Assignment: Would you retype the line that contains "Give me the" and all lines following it to the end of the entries below, exactly and without pictures?

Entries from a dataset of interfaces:

=== Section Start ===

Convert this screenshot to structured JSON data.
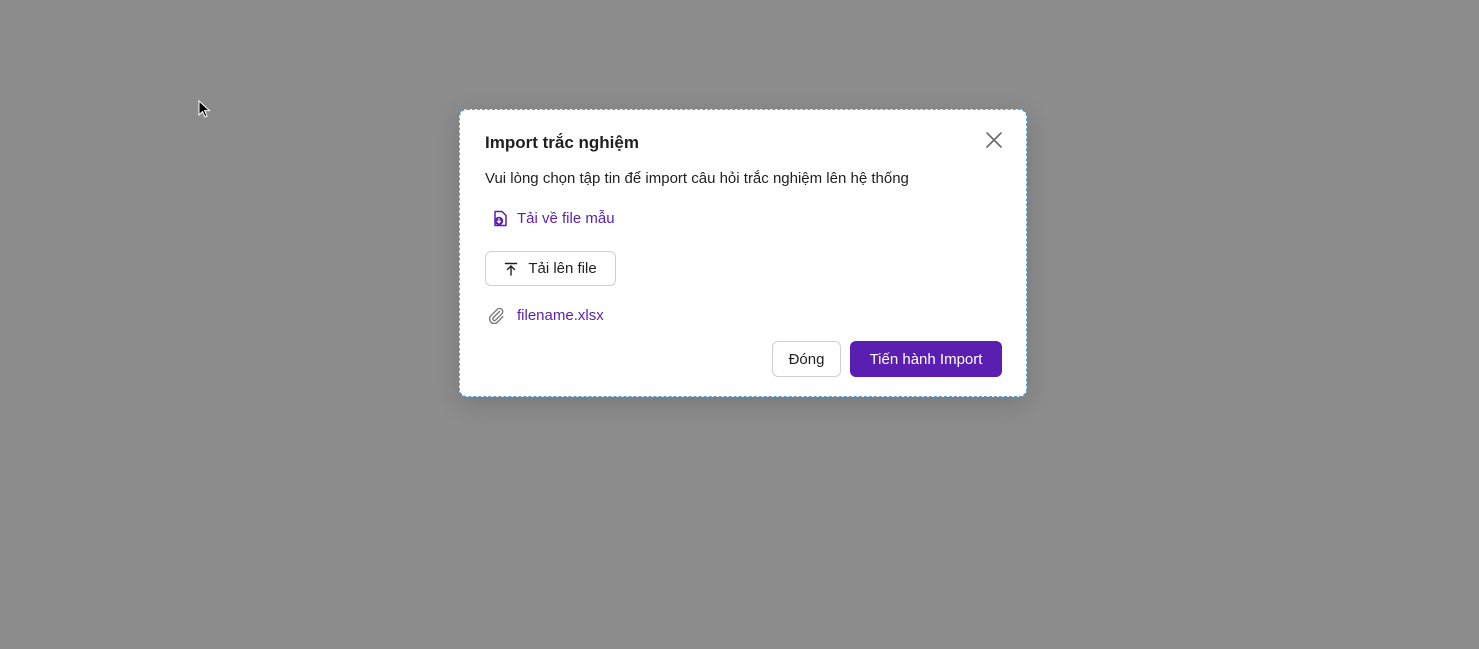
{
  "colors": {
    "accent": "#5a1fb0",
    "backdrop": "#8c8c8c"
  },
  "dialog": {
    "title": "Import trắc nghiệm",
    "description": "Vui lòng chọn tập tin để import câu hỏi trắc nghiệm lên hệ thống",
    "download_template": {
      "label": "Tải về file mẫu",
      "icon": "file-download-icon"
    },
    "upload": {
      "label": "Tải lên file",
      "icon": "upload-arrow-icon"
    },
    "attachment": {
      "file_name": "filename.xlsx",
      "icon": "paperclip-icon"
    },
    "close_icon": "close-icon",
    "buttons": {
      "cancel_label": "Đóng",
      "import_label": "Tiến hành Import"
    }
  }
}
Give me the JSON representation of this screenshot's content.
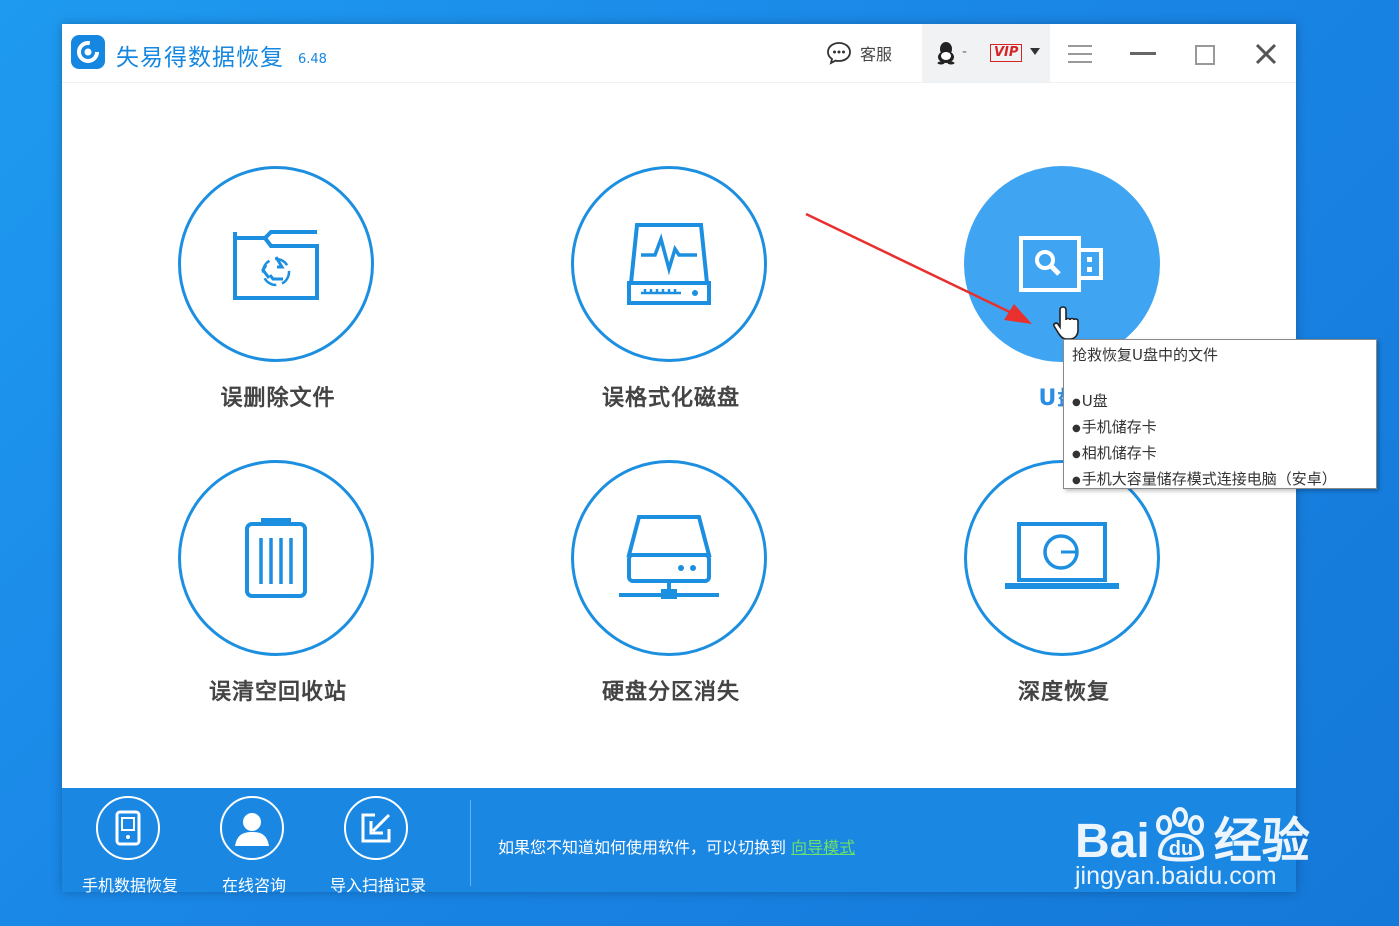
{
  "window": {
    "title": "失易得数据恢复",
    "version": "6.48",
    "support_label": "客服",
    "account_dash": "-",
    "vip_label": "VIP"
  },
  "tiles": [
    {
      "label": "误删除文件",
      "icon": "folder-recycle-icon"
    },
    {
      "label": "误格式化磁盘",
      "icon": "disk-pulse-icon"
    },
    {
      "label": "U盘/存储卡",
      "icon": "usb-search-icon",
      "visible_label": "U盘/"
    },
    {
      "label": "误清空回收站",
      "icon": "trash-icon"
    },
    {
      "label": "硬盘分区消失",
      "icon": "network-drive-icon"
    },
    {
      "label": "深度恢复",
      "icon": "laptop-scan-icon"
    }
  ],
  "tooltip": {
    "title": "抢救恢复U盘中的文件",
    "items": [
      "U盘",
      "手机储存卡",
      "相机储存卡",
      "手机大容量储存模式连接电脑（安卓）"
    ]
  },
  "bottom": {
    "items": [
      {
        "label": "手机数据恢复",
        "icon": "phone-icon"
      },
      {
        "label": "在线咨询",
        "icon": "user-icon"
      },
      {
        "label": "导入扫描记录",
        "icon": "import-icon"
      }
    ],
    "hint": "如果您不知道如何使用软件，可以切换到",
    "hint_link": "向导模式"
  },
  "watermark": {
    "brand": "Bai",
    "brand_suffix": "经验",
    "url": "jingyan.baidu.com"
  },
  "colors": {
    "accent": "#1d8fe0",
    "active_tile": "#3fa5f2",
    "bottom_bar": "#1a87e3",
    "annotation_arrow": "#e8312f"
  }
}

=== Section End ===

Output of the exercise:
Give me the JSON representation of this screenshot's content.
{
  "window": {
    "title": "失易得数据恢复",
    "version": "6.48",
    "support_label": "客服",
    "account_dash": "-",
    "vip_label": "VIP"
  },
  "tiles": [
    {
      "label": "误删除文件",
      "icon": "folder-recycle-icon"
    },
    {
      "label": "误格式化磁盘",
      "icon": "disk-pulse-icon"
    },
    {
      "label": "U盘/存储卡",
      "icon": "usb-search-icon",
      "visible_label": "U盘/"
    },
    {
      "label": "误清空回收站",
      "icon": "trash-icon"
    },
    {
      "label": "硬盘分区消失",
      "icon": "network-drive-icon"
    },
    {
      "label": "深度恢复",
      "icon": "laptop-scan-icon"
    }
  ],
  "tooltip": {
    "title": "抢救恢复U盘中的文件",
    "items": [
      "U盘",
      "手机储存卡",
      "相机储存卡",
      "手机大容量储存模式连接电脑（安卓）"
    ]
  },
  "bottom": {
    "items": [
      {
        "label": "手机数据恢复",
        "icon": "phone-icon"
      },
      {
        "label": "在线咨询",
        "icon": "user-icon"
      },
      {
        "label": "导入扫描记录",
        "icon": "import-icon"
      }
    ],
    "hint": "如果您不知道如何使用软件，可以切换到",
    "hint_link": "向导模式"
  },
  "watermark": {
    "brand": "Bai",
    "brand_suffix": "经验",
    "url": "jingyan.baidu.com"
  },
  "colors": {
    "accent": "#1d8fe0",
    "active_tile": "#3fa5f2",
    "bottom_bar": "#1a87e3",
    "annotation_arrow": "#e8312f"
  }
}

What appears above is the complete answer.